(1) An enclosed, rectangular area on a display screen. Most modern operating systems and applications have graphical user interfaces that let you divide your display into several windows. Within each window, you can run a different program or display different data.
Windows are particularly valuable in multitasking environments , which allow you to execute several programs at once. By dividing your display into windows, you can see the output from all the programs at the same time. To enter input into a program, you simply click on the desired window to make it the foreground process.
Graphical user interfaces, such as the one supported by the Apple Macintosh or Windows, enable you to set the dimensions and position of each window by moving the mouse and clicking appropriate buttons. Windows can be arranged so that they do not overlap (tiled windows) or so they do overlap (overlaid windows). Overlaid windows (also called cascading windows) resemble a stack of pieces of paper lying on top of one another; only the topmost window is displayed in full. You can move a window to the top of the stack by positioning the pointer in the portion of the window that is visible and clicking the mouse buttons. This is known as popping. You can expand a window to fill the entire screen by selecting the window's zoom box.
In addition to moving windows, changing their size, popping and zooming them, you can also replace an entire window with an icon (this is sometimes called minimizing). An icon is a small picture that represents the program running in the window. By converting a window into an icon, you can free up space on the display screen without erasing the window entirely. It is always possible to reconvert the icon into a window whenever you want.
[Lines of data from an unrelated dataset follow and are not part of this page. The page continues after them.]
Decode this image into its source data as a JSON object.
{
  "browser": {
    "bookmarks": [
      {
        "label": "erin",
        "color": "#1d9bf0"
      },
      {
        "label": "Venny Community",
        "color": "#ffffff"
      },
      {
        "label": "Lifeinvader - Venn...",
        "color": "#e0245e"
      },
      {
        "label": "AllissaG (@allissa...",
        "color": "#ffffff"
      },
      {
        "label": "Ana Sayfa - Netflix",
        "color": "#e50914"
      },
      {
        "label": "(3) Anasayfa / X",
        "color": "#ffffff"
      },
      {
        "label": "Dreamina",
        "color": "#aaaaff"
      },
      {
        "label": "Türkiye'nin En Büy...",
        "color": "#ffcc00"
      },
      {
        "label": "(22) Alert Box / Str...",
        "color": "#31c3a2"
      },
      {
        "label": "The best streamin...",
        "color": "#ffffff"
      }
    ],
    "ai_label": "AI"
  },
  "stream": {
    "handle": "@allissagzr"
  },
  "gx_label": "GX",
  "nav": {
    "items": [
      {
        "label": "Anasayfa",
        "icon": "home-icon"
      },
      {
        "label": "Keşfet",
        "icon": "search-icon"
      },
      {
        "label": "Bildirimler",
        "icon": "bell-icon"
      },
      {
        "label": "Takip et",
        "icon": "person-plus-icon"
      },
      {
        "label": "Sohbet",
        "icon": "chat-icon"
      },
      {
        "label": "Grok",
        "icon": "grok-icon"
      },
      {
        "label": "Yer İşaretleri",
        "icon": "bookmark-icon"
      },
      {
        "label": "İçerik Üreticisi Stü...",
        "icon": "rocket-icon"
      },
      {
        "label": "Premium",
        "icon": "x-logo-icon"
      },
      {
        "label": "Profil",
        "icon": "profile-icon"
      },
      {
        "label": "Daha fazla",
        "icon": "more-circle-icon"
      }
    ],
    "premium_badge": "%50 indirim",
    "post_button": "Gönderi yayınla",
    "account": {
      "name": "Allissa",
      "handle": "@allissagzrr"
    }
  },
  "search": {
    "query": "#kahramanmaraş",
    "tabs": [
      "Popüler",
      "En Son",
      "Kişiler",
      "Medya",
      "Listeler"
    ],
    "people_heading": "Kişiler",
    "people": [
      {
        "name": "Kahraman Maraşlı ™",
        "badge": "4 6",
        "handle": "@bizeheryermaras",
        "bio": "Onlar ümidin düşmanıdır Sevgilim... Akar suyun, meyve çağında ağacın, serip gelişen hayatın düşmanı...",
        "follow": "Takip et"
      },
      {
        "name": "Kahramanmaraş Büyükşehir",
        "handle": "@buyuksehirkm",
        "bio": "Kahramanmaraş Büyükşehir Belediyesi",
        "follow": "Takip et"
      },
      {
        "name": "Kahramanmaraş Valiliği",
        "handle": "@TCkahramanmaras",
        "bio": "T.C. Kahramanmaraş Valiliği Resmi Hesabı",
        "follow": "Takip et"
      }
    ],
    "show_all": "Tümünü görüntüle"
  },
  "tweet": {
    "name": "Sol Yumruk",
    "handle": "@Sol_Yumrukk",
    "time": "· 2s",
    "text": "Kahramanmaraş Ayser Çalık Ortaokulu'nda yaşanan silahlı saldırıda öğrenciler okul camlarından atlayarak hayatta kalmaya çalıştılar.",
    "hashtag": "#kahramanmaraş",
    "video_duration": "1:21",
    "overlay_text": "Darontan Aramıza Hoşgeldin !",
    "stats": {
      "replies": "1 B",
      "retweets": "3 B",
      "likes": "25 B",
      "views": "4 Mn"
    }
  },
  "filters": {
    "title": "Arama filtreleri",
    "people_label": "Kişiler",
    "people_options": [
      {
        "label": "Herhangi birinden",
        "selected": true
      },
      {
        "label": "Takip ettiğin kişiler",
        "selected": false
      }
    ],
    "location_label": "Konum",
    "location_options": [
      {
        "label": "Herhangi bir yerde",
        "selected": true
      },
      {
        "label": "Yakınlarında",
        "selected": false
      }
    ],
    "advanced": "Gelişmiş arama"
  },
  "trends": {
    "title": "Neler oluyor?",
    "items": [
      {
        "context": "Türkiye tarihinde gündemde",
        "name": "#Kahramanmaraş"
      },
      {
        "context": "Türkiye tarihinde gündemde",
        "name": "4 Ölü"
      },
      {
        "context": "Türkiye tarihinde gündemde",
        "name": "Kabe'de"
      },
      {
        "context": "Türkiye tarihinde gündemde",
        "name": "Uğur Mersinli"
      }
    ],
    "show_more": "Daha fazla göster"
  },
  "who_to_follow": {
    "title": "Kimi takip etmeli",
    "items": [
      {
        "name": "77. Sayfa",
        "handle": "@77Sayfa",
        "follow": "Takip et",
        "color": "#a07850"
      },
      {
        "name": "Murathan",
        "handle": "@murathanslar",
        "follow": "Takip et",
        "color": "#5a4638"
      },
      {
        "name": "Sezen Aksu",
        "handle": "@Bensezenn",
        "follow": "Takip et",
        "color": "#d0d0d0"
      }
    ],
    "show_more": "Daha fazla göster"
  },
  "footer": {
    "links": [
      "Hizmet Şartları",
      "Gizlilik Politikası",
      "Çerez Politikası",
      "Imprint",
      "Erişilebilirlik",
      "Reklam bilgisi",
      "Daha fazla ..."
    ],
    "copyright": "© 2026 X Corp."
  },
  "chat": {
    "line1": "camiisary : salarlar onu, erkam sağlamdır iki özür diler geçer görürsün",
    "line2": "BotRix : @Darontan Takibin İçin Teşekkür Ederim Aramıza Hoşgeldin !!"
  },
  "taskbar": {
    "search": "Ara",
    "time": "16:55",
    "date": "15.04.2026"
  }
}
(2) A window can also be a logical view of a file. By moving the window, you can view different portions of the file.